[Directions]: Everything in the listing must be repeated word for word.

▼

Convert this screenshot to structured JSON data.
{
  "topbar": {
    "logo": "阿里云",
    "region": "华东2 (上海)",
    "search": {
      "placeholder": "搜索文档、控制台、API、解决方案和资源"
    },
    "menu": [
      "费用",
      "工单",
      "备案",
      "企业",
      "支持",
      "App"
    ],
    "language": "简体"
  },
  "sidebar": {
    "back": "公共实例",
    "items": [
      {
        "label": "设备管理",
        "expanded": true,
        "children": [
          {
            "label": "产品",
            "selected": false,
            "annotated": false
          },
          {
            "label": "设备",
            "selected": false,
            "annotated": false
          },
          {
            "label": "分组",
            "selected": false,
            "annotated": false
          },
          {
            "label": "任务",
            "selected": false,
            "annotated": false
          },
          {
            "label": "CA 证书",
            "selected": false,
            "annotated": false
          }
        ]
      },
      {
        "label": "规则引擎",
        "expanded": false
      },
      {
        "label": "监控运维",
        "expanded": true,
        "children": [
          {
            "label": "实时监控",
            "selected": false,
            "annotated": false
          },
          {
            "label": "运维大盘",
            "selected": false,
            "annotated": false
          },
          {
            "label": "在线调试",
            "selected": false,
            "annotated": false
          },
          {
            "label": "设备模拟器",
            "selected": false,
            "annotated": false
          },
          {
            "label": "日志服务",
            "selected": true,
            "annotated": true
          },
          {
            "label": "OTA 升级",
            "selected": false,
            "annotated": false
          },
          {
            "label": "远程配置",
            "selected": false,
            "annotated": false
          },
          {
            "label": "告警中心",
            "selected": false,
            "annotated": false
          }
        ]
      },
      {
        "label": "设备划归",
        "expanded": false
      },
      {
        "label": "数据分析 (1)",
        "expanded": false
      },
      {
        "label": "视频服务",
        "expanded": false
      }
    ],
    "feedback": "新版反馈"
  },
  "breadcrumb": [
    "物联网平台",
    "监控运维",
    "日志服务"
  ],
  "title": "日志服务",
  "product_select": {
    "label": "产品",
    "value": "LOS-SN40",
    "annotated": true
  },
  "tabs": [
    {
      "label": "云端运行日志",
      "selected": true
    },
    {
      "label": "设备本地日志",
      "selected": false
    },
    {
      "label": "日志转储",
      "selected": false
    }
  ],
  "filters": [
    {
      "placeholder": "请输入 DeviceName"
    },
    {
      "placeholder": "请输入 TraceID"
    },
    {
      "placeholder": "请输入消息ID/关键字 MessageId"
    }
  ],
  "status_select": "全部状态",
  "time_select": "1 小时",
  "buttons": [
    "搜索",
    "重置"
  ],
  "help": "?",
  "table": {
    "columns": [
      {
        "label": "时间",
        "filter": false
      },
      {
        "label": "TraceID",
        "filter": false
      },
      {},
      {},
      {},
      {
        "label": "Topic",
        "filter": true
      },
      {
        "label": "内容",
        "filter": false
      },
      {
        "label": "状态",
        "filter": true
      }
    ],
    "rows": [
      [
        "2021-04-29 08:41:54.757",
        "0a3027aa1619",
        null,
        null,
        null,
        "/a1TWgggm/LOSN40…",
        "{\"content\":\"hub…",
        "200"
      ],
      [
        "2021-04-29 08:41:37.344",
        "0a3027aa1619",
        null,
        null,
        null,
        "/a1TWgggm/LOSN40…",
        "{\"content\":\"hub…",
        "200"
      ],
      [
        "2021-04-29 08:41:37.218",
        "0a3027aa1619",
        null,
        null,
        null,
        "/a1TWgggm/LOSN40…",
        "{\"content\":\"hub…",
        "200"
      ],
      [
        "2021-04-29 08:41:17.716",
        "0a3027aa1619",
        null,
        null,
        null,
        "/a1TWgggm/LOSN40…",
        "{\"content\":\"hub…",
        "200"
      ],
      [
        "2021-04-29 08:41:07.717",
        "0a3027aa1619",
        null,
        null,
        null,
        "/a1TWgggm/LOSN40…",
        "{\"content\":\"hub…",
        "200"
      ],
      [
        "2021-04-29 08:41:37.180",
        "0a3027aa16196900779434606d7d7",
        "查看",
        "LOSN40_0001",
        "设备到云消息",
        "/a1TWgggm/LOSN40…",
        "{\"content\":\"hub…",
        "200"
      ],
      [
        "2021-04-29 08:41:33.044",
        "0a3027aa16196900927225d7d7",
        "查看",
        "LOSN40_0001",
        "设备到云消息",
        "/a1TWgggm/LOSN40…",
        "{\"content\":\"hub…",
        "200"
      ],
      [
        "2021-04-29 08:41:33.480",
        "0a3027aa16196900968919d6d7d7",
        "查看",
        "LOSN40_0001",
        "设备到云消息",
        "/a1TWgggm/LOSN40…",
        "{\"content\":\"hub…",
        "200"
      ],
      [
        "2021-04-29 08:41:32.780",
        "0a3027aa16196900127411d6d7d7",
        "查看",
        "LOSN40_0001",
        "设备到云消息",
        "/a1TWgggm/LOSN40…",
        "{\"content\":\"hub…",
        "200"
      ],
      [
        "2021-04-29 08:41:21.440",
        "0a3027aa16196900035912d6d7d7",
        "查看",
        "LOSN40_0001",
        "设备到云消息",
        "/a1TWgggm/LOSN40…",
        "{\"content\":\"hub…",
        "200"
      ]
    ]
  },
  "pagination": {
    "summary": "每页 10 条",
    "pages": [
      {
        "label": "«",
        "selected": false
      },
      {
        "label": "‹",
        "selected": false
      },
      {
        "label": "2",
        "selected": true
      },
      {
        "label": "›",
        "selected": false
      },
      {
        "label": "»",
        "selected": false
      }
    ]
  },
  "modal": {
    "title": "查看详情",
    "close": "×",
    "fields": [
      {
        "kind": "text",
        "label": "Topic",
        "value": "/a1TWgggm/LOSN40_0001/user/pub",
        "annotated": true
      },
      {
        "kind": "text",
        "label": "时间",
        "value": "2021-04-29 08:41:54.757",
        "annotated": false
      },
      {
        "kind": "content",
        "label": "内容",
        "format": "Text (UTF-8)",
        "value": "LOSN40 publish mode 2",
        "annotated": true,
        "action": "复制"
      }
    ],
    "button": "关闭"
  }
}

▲

[Task solution]:
Convert this screenshot to structured JSON data.
{
  "topbar": {
    "logo": "阿里云",
    "region": "华东2 (上海)",
    "search": {
      "placeholder": "搜索文档、控制台、API、解决方案和资源"
    },
    "menu": [
      "费用",
      "工单",
      "备案",
      "企业",
      "支持",
      "App"
    ],
    "language": "简体"
  },
  "sidebar": {
    "back": "公共实例",
    "items": [
      {
        "label": "设备管理",
        "expanded": true,
        "children": [
          {
            "label": "产品",
            "selected": false,
            "annotated": false
          },
          {
            "label": "设备",
            "selected": false,
            "annotated": false
          },
          {
            "label": "分组",
            "selected": false,
            "annotated": false
          },
          {
            "label": "任务",
            "selected": false,
            "annotated": false
          },
          {
            "label": "CA 证书",
            "selected": false,
            "annotated": false
          }
        ]
      },
      {
        "label": "规则引擎",
        "expanded": false
      },
      {
        "label": "监控运维",
        "expanded": true,
        "children": [
          {
            "label": "实时监控",
            "selected": false,
            "annotated": false
          },
          {
            "label": "运维大盘",
            "selected": false,
            "annotated": false
          },
          {
            "label": "在线调试",
            "selected": false,
            "annotated": false
          },
          {
            "label": "设备模拟器",
            "selected": false,
            "annotated": false
          },
          {
            "label": "日志服务",
            "selected": true,
            "annotated": true
          },
          {
            "label": "OTA 升级",
            "selected": false,
            "annotated": false
          },
          {
            "label": "远程配置",
            "selected": false,
            "annotated": false
          },
          {
            "label": "告警中心",
            "selected": false,
            "annotated": false
          }
        ]
      },
      {
        "label": "设备划归",
        "expanded": false
      },
      {
        "label": "数据分析 (1)",
        "expanded": false
      },
      {
        "label": "视频服务",
        "expanded": false
      }
    ],
    "feedback": "新版反馈"
  },
  "breadcrumb": [
    "物联网平台",
    "监控运维",
    "日志服务"
  ],
  "title": "日志服务",
  "product_select": {
    "label": "产品",
    "value": "LOS-SN40",
    "annotated": true
  },
  "tabs": [
    {
      "label": "云端运行日志",
      "selected": true
    },
    {
      "label": "设备本地日志",
      "selected": false
    },
    {
      "label": "日志转储",
      "selected": false
    }
  ],
  "filters": [
    {
      "placeholder": "请输入 DeviceName"
    },
    {
      "placeholder": "请输入 TraceID"
    },
    {
      "placeholder": "请输入消息ID/关键字 MessageId"
    }
  ],
  "status_select": "全部状态",
  "time_select": "1 小时",
  "buttons": [
    "搜索",
    "重置"
  ],
  "help": "?",
  "table": {
    "columns": [
      {
        "label": "时间",
        "filter": false
      },
      {
        "label": "TraceID",
        "filter": false
      },
      {},
      {},
      {},
      {
        "label": "Topic",
        "filter": true
      },
      {
        "label": "内容",
        "filter": false
      },
      {
        "label": "状态",
        "filter": true
      }
    ],
    "rows": [
      [
        "2021-04-29 08:41:54.757",
        "0a3027aa1619",
        null,
        null,
        null,
        "/a1TWgggm/LOSN40…",
        "{\"content\":\"hub…",
        "200"
      ],
      [
        "2021-04-29 08:41:37.344",
        "0a3027aa1619",
        null,
        null,
        null,
        "/a1TWgggm/LOSN40…",
        "{\"content\":\"hub…",
        "200"
      ],
      [
        "2021-04-29 08:41:37.218",
        "0a3027aa1619",
        null,
        null,
        null,
        "/a1TWgggm/LOSN40…",
        "{\"content\":\"hub…",
        "200"
      ],
      [
        "2021-04-29 08:41:17.716",
        "0a3027aa1619",
        null,
        null,
        null,
        "/a1TWgggm/LOSN40…",
        "{\"content\":\"hub…",
        "200"
      ],
      [
        "2021-04-29 08:41:07.717",
        "0a3027aa1619",
        null,
        null,
        null,
        "/a1TWgggm/LOSN40…",
        "{\"content\":\"hub…",
        "200"
      ],
      [
        "2021-04-29 08:41:37.180",
        "0a3027aa16196900779434606d7d7",
        "查看",
        "LOSN40_0001",
        "设备到云消息",
        "/a1TWgggm/LOSN40…",
        "{\"content\":\"hub…",
        "200"
      ],
      [
        "2021-04-29 08:41:33.044",
        "0a3027aa16196900927225d7d7",
        "查看",
        "LOSN40_0001",
        "设备到云消息",
        "/a1TWgggm/LOSN40…",
        "{\"content\":\"hub…",
        "200"
      ],
      [
        "2021-04-29 08:41:33.480",
        "0a3027aa16196900968919d6d7d7",
        "查看",
        "LOSN40_0001",
        "设备到云消息",
        "/a1TWgggm/LOSN40…",
        "{\"content\":\"hub…",
        "200"
      ],
      [
        "2021-04-29 08:41:32.780",
        "0a3027aa16196900127411d6d7d7",
        "查看",
        "LOSN40_0001",
        "设备到云消息",
        "/a1TWgggm/LOSN40…",
        "{\"content\":\"hub…",
        "200"
      ],
      [
        "2021-04-29 08:41:21.440",
        "0a3027aa16196900035912d6d7d7",
        "查看",
        "LOSN40_0001",
        "设备到云消息",
        "/a1TWgggm/LOSN40…",
        "{\"content\":\"hub…",
        "200"
      ]
    ]
  },
  "pagination": {
    "summary": "每页 10 条",
    "pages": [
      {
        "label": "«",
        "selected": false
      },
      {
        "label": "‹",
        "selected": false
      },
      {
        "label": "2",
        "selected": true
      },
      {
        "label": "›",
        "selected": false
      },
      {
        "label": "»",
        "selected": false
      }
    ]
  },
  "modal": {
    "title": "查看详情",
    "close": "×",
    "fields": [
      {
        "kind": "text",
        "label": "Topic",
        "value": "/a1TWgggm/LOSN40_0001/user/pub",
        "annotated": true
      },
      {
        "kind": "text",
        "label": "时间",
        "value": "2021-04-29 08:41:54.757",
        "annotated": false
      },
      {
        "kind": "content",
        "label": "内容",
        "format": "Text (UTF-8)",
        "value": "LOSN40 publish mode 2",
        "annotated": true,
        "action": "复制"
      }
    ],
    "button": "关闭"
  }
}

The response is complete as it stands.